Dataset entries:
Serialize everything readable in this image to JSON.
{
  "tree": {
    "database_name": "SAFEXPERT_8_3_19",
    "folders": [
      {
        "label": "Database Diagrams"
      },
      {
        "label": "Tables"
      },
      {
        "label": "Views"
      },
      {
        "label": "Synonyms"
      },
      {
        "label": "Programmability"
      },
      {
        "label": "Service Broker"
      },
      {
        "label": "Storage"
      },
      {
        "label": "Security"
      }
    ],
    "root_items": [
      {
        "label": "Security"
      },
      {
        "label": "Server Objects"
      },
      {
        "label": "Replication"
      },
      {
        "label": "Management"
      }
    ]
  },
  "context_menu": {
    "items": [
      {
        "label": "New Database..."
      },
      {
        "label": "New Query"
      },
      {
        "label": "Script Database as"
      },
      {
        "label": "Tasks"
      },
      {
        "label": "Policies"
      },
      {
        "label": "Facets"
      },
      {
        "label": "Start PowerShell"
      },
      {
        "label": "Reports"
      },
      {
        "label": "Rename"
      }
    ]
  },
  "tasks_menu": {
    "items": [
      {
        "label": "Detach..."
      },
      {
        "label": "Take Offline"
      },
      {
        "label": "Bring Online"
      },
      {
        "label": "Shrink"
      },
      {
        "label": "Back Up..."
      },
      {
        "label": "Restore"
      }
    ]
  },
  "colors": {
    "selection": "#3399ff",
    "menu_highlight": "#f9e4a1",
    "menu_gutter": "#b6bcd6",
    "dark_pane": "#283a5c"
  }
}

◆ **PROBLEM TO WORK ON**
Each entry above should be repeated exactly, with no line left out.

◆ **YOUR SOLUTION**
Serialize everything readable in this image to JSON.
{
  "tree": {
    "database_name": "SAFEXPERT_8_3_19",
    "folders": [
      {
        "label": "Database Diagrams"
      },
      {
        "label": "Tables"
      },
      {
        "label": "Views"
      },
      {
        "label": "Synonyms"
      },
      {
        "label": "Programmability"
      },
      {
        "label": "Service Broker"
      },
      {
        "label": "Storage"
      },
      {
        "label": "Security"
      }
    ],
    "root_items": [
      {
        "label": "Security"
      },
      {
        "label": "Server Objects"
      },
      {
        "label": "Replication"
      },
      {
        "label": "Management"
      }
    ]
  },
  "context_menu": {
    "items": [
      {
        "label": "New Database..."
      },
      {
        "label": "New Query"
      },
      {
        "label": "Script Database as"
      },
      {
        "label": "Tasks"
      },
      {
        "label": "Policies"
      },
      {
        "label": "Facets"
      },
      {
        "label": "Start PowerShell"
      },
      {
        "label": "Reports"
      },
      {
        "label": "Rename"
      }
    ]
  },
  "tasks_menu": {
    "items": [
      {
        "label": "Detach..."
      },
      {
        "label": "Take Offline"
      },
      {
        "label": "Bring Online"
      },
      {
        "label": "Shrink"
      },
      {
        "label": "Back Up..."
      },
      {
        "label": "Restore"
      }
    ]
  },
  "colors": {
    "selection": "#3399ff",
    "menu_highlight": "#f9e4a1",
    "menu_gutter": "#b6bcd6",
    "dark_pane": "#283a5c"
  }
}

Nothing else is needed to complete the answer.